Abstracts: ISEE 22nd Annual Conference, Seoul, Korea, 28 August–1 September 2010: Travel-time Air Pollution Exposure, Energy Expenditure, and Health Outcomes: Use of New Technologies and Results
Although from a societal point of view a modal shift from car to bicycle may have beneficial health effects due to decreased air pollution and greenhouse gas emissions and increased levels of physical activity, from an individual point of view adverse health effects such as higher exposure to air pollution and risk of a traffic accident may prevail. This paper describes whether the health benefits from the increased physical activity of a modal shift for urban commutes outweigh the health risks.
We have summarized the literature for air pollution, traffic accidents, and physical activity using systematic reviews supplemented with recent key studies. Next, we quantified the impact on all-cause mortality when 500,000 people would make a transition from a car to a bicycle for the short roundtrips (<7 km) on a daily basis in the Netherlands.

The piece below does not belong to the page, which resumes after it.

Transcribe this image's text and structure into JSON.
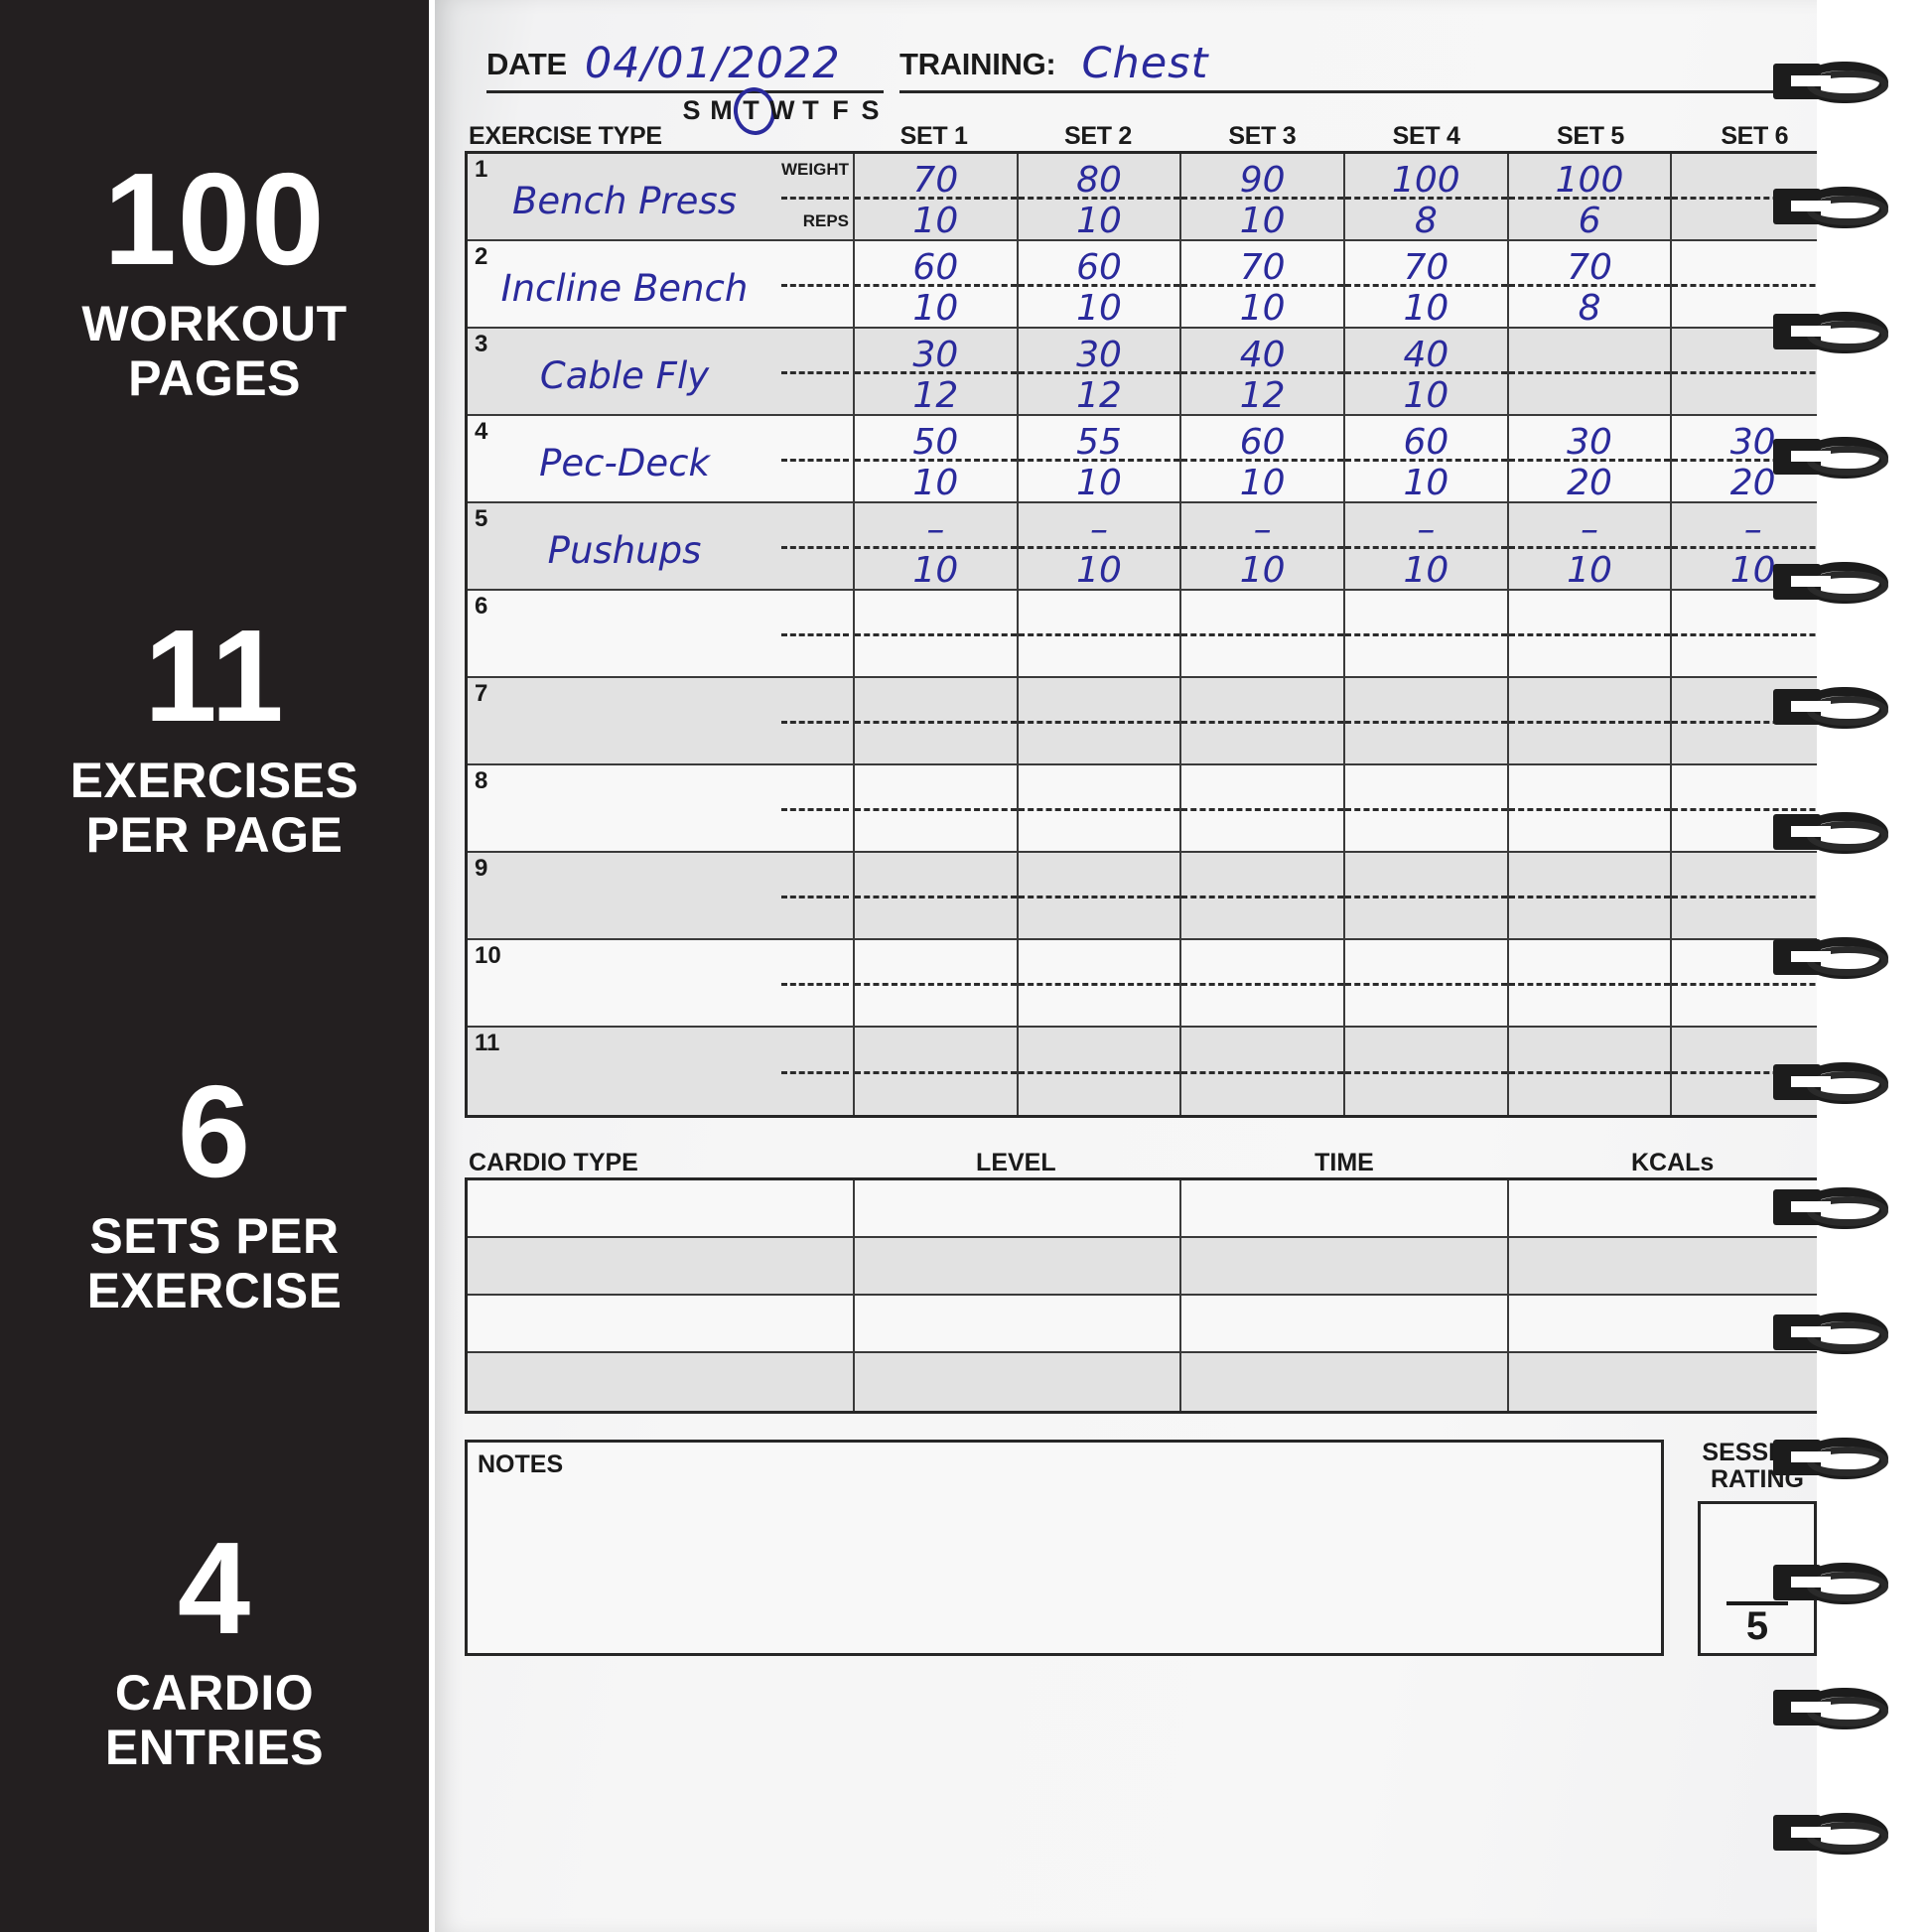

We have expressed mortality impacts in life years gained or lost making use of life table calculations.
For the people who shift from car to bicycle, we estimated that beneficial effects of the increased physical activity are substantially larger (3–14 months life gained) than the potential mortality effect of increased inhaled air pollution doses (10–41 days life lost) and the effect on traffic accidents (0.6–1 day lost).
The health benefits of cycling are 11 times larger than the risks relative to car driving for the individual subjects shifting mode of transport. Societal benefits are even larger due to a modest reduction in air pollution emissions and traffic accidents.